For instance, the urban farming operators could use the voucher to buy high-quality seeds from any vendor or company. The vendor also could use the voucher to claim payment from the government. Not only this approach would create healthy competition among vendors, but it also would stimulate agricultural activities.
And given that the current youth involvement in the agriculture sector is only 240,000 or 15 percent of total farmers in Malaysia as noted by Deputy Minister of Agriculture and Food Industries (Mafi) I, Datuk Seri Ahmad Hamzah, Mafi, the Ministry of Entrepreneur Development and Cooperatives (MEDAC) and Ministry of Youth and Sports (MYS) have to craft training programmes and develop grant initiatives together – attracting the younger generation of agropreneurs to involve in urban farming.
These ministries also can work with the Department of Agriculture (DOA), Malaysian Agricultural Research and Development Institute (MARDI) and Federal Agricultural Marketing Authority (FAMA) to develop more comprehensive urban farming initiatives.

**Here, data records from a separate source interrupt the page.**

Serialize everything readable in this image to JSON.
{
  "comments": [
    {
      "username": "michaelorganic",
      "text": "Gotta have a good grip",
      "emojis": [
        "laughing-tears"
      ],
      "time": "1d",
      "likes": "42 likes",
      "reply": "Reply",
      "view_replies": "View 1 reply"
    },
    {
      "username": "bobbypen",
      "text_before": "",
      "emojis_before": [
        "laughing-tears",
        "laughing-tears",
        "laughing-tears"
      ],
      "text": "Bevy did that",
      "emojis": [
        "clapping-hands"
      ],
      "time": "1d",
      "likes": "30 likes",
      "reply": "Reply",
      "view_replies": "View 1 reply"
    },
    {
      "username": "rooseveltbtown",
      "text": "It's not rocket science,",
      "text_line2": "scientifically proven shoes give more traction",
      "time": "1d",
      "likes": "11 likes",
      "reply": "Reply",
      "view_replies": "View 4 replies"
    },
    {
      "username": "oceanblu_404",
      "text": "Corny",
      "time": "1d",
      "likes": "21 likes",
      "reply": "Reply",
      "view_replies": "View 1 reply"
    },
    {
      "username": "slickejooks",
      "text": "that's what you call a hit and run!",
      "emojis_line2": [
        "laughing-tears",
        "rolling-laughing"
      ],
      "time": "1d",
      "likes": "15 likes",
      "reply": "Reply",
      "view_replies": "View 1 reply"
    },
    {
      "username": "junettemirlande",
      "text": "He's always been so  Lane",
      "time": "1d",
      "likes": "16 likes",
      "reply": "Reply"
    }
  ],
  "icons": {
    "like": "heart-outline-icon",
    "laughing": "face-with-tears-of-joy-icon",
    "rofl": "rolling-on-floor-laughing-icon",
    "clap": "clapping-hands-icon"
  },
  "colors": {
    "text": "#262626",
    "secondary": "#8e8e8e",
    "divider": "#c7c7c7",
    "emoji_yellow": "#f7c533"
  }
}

While providing job opportunities for youths to embark on urban farming, young agropreneurs could enjoy higher income and productivity and yields, on top of increasing the contribution of agriculture to the gross domestic product (GDP).
For urban farming to thrive in Malaysia, the Malaysian Government perhaps could adopt and adapt the Singaporean Government’s approach – developing specific targets to encourage local food production. Even though Singapore has limited resources, Singapore is still setting an ambitious target – increase the portion of food supplied locally to 30 percent by 2030.
The upcoming 12th Malaysia Plan (12MP) also would provide timely opportunities for the government to turn empty spaces into urban farming in the context of the ongoing impact of Covid-19 besides fostering agricultural modernisation by leveraging on Industrial Revolution 4.0.
In a nutshell, every Malaysian can do their part to help Malaysia become more food resilient. By converting empty spaces into urban farms, it could reduce food waste, encourage local products purchase and reduce greenhouse gas (GHG) emissions.